  • H A Asobie
Asobie, H.A. (2007) "The Answer lies within us" A Presidential Address by Professor H. Asis Asobie at the 26 th Annual Conference of the Nigerian Political Science Association (NPSA) held in Bayero University, Kano.
How Partisan Poll Watching is Transformed into Indirect Vote Buying" Chapel Net: (Christian Action for Peaceful and Meaningful Elections
  • W Bara
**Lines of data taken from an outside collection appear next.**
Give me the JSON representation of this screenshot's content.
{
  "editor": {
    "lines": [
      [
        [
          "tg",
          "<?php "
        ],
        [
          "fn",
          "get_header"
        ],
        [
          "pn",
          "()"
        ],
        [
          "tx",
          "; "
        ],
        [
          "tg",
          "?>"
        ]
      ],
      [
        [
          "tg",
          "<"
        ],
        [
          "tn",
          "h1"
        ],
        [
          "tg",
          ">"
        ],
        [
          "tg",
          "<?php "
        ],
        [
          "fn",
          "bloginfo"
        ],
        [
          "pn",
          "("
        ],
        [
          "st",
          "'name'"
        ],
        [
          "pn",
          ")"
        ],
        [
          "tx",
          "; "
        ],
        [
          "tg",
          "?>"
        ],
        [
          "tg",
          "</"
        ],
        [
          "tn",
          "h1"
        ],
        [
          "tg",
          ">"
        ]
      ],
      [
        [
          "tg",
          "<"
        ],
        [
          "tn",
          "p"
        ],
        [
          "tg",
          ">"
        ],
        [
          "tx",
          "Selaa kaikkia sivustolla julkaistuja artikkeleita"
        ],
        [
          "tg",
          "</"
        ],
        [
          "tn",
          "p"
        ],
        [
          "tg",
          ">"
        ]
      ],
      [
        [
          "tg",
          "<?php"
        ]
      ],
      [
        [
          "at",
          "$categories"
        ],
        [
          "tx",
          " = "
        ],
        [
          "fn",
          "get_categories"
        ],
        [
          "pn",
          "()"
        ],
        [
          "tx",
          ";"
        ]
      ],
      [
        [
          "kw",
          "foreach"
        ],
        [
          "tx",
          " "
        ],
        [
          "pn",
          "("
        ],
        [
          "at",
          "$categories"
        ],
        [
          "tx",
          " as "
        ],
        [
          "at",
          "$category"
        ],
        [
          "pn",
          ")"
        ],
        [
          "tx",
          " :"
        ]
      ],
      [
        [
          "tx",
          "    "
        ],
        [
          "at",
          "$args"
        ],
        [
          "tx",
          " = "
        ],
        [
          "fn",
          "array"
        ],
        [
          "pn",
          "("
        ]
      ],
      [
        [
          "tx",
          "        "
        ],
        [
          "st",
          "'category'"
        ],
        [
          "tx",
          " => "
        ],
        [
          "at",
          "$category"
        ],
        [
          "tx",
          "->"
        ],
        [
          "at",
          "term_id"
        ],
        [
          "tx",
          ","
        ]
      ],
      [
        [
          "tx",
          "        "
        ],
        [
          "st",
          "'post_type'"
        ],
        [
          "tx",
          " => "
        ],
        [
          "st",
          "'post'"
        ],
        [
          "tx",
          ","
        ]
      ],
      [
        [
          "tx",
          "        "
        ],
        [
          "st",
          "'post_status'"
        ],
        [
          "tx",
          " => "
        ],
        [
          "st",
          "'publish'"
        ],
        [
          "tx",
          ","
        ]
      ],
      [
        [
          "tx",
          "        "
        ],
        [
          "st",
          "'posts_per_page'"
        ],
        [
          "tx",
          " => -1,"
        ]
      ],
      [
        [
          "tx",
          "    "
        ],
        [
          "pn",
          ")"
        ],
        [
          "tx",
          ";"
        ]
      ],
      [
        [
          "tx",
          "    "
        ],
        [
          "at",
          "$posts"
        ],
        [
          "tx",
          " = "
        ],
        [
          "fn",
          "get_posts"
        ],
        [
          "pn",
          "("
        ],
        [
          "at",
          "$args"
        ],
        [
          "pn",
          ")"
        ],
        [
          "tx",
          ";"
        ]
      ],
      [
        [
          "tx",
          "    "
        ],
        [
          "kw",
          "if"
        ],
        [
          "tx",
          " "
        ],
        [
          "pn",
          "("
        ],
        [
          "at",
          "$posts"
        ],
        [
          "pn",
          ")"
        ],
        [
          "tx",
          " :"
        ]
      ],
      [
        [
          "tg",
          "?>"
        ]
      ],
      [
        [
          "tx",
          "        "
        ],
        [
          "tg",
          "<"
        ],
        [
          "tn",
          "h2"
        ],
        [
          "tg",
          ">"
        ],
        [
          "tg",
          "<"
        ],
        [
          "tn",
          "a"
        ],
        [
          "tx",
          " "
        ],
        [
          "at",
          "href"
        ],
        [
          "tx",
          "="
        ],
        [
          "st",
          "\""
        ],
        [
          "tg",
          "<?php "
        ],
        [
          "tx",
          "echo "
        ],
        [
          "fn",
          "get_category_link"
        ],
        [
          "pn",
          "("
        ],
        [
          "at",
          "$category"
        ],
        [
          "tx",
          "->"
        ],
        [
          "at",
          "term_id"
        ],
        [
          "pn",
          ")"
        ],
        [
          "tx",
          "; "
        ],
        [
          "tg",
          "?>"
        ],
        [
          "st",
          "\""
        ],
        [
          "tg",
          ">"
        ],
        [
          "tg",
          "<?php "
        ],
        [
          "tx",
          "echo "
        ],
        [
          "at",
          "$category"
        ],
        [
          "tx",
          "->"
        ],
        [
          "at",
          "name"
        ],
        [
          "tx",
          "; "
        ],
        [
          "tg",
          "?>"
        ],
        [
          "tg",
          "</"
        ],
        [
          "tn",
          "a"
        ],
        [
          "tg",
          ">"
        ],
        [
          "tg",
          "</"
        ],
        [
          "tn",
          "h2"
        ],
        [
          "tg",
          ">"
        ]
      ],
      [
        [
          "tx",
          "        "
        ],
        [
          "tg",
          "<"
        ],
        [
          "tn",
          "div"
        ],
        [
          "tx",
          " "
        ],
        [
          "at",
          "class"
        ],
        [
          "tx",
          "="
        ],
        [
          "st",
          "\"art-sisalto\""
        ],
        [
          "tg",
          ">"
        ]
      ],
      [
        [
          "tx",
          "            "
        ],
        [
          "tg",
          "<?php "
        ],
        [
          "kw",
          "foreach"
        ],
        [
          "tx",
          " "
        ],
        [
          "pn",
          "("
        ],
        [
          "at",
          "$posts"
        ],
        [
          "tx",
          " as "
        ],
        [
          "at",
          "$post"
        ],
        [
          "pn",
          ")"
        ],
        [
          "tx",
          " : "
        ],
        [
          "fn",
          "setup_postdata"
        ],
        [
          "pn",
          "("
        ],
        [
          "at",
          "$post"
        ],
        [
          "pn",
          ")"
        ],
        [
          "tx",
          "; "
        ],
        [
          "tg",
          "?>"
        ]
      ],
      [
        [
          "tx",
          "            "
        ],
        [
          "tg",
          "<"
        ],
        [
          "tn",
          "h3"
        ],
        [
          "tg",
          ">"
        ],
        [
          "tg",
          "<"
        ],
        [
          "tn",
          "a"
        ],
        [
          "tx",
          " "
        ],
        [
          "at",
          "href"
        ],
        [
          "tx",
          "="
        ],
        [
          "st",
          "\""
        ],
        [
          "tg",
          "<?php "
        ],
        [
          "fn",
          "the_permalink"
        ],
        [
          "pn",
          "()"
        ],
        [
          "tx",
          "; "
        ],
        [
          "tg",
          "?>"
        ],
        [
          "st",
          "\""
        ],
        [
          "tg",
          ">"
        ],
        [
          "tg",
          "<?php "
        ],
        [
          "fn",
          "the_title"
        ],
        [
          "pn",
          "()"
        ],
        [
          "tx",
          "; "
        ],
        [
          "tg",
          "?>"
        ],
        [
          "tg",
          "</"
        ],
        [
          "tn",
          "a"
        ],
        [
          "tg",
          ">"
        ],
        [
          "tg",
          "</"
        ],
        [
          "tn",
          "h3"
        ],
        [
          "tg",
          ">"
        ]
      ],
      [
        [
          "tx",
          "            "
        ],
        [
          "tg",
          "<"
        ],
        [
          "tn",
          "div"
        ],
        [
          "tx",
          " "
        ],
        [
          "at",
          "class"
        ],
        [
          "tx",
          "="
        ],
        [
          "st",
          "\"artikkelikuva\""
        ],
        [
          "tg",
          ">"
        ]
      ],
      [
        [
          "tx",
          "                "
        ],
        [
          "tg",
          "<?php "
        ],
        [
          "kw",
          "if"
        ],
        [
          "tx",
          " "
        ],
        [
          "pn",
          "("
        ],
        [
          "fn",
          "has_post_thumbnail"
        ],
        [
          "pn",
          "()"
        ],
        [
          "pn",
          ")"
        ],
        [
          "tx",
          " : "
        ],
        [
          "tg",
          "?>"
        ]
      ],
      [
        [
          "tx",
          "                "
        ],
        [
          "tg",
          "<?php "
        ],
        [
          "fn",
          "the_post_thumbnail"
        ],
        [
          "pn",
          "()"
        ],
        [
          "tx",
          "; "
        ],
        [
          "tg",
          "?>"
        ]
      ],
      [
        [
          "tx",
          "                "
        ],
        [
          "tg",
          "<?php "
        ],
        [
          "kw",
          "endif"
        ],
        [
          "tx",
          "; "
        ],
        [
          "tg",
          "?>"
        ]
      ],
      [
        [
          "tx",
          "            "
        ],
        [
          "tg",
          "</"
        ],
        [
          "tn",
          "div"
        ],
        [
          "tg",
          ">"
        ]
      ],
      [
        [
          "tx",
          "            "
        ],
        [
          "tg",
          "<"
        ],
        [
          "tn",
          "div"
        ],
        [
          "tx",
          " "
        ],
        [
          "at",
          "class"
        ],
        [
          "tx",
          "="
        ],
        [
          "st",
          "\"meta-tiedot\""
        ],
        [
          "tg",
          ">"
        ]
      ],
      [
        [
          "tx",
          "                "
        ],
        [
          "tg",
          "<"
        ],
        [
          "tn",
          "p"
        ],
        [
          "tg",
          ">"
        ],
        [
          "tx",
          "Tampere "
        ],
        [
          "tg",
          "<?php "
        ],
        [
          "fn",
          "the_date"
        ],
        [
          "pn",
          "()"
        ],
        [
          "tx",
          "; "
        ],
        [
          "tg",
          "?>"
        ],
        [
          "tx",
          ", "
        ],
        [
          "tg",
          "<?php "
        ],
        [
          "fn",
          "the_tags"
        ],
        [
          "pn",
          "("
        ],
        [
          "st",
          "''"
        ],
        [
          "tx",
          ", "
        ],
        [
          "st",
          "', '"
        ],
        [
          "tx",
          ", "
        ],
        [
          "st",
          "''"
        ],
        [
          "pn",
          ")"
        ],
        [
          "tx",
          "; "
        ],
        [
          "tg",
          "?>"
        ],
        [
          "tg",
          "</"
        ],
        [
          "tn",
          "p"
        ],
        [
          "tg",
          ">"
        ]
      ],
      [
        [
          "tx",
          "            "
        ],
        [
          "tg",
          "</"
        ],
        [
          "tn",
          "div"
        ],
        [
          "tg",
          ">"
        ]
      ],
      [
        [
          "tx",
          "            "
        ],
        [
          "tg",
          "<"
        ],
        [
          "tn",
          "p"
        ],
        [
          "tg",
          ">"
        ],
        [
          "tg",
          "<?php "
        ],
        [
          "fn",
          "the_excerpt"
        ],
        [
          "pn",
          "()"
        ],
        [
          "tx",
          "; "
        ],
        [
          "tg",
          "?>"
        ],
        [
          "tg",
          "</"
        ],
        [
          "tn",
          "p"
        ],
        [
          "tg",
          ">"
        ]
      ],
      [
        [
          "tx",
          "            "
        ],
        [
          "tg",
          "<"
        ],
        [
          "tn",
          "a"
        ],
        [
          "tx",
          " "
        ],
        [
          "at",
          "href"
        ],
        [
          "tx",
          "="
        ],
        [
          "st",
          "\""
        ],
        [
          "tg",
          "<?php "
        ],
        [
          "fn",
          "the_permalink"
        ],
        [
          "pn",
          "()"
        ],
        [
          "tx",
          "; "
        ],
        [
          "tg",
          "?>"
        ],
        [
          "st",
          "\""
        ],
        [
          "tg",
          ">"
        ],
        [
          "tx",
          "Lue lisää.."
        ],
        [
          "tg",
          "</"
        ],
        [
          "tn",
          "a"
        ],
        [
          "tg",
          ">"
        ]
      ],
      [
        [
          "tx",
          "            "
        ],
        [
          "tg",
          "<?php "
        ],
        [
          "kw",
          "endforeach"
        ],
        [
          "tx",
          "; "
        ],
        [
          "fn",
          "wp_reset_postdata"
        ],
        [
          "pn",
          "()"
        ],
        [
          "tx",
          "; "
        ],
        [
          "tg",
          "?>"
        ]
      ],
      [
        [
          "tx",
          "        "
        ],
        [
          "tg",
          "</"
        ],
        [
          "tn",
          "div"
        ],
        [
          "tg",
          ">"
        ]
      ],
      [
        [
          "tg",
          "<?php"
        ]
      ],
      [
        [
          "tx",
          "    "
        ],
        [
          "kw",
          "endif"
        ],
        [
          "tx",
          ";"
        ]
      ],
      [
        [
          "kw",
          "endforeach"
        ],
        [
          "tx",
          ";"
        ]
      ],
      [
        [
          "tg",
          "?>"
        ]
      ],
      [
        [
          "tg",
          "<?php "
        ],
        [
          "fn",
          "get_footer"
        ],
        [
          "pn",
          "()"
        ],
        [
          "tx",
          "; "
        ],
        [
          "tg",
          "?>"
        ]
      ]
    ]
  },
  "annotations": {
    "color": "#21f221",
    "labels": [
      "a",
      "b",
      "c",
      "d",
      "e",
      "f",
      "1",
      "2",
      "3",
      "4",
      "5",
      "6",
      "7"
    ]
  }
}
Bara W. (2007) "How Partisan Poll Watching is Transformed into Indirect Vote Buying" Chapel Net: (Christian Action for Peaceful and Meaningful Elections;chapelout/Weng/btml.